(Task data)

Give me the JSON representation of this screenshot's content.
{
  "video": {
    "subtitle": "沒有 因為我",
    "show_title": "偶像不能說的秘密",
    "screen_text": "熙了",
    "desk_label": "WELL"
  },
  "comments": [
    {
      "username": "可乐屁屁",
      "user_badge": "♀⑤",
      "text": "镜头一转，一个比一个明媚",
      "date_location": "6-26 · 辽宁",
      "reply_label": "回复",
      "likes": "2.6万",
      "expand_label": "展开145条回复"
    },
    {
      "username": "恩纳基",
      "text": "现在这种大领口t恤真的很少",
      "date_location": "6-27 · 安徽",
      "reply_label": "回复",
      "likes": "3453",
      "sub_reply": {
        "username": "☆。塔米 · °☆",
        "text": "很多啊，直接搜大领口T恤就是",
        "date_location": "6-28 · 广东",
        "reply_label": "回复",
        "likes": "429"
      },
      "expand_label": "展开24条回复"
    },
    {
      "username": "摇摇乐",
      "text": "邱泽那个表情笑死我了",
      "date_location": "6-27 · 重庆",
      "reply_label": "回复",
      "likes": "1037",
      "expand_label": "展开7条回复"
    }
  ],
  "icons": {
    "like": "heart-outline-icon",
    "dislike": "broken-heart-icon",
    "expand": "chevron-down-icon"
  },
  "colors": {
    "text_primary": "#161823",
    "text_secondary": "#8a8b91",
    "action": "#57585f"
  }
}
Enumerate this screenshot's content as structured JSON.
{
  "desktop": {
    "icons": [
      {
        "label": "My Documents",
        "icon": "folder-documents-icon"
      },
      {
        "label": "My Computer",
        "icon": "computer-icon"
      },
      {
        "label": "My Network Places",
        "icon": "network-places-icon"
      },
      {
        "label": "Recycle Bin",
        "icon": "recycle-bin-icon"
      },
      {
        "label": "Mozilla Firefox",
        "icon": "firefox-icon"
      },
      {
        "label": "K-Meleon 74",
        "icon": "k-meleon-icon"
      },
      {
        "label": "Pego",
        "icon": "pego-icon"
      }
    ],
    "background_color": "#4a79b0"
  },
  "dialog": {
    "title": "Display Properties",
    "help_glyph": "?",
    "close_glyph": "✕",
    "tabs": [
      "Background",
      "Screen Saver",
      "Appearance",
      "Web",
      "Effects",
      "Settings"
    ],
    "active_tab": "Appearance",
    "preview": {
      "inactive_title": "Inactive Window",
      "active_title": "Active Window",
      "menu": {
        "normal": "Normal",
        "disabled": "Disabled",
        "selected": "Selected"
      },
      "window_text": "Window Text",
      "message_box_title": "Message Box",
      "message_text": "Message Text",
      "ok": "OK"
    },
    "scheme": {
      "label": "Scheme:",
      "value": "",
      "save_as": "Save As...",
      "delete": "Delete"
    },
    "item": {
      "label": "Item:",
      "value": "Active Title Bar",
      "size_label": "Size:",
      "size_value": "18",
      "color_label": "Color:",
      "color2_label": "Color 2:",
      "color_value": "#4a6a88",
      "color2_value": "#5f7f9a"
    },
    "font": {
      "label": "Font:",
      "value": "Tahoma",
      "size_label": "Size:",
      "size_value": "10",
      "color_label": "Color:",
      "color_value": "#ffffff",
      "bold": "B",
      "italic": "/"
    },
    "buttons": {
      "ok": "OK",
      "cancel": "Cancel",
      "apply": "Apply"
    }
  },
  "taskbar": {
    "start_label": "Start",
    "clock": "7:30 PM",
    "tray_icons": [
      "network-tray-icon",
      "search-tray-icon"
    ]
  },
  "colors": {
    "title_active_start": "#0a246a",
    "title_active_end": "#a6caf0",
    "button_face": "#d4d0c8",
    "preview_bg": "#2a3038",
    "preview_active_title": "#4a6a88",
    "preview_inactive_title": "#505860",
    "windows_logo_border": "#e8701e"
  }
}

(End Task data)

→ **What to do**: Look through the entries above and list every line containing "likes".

→ **Result for this task**:
      "likes": "2.6万",
      "likes": "3453",
        "likes": "429"
      "likes": "1037",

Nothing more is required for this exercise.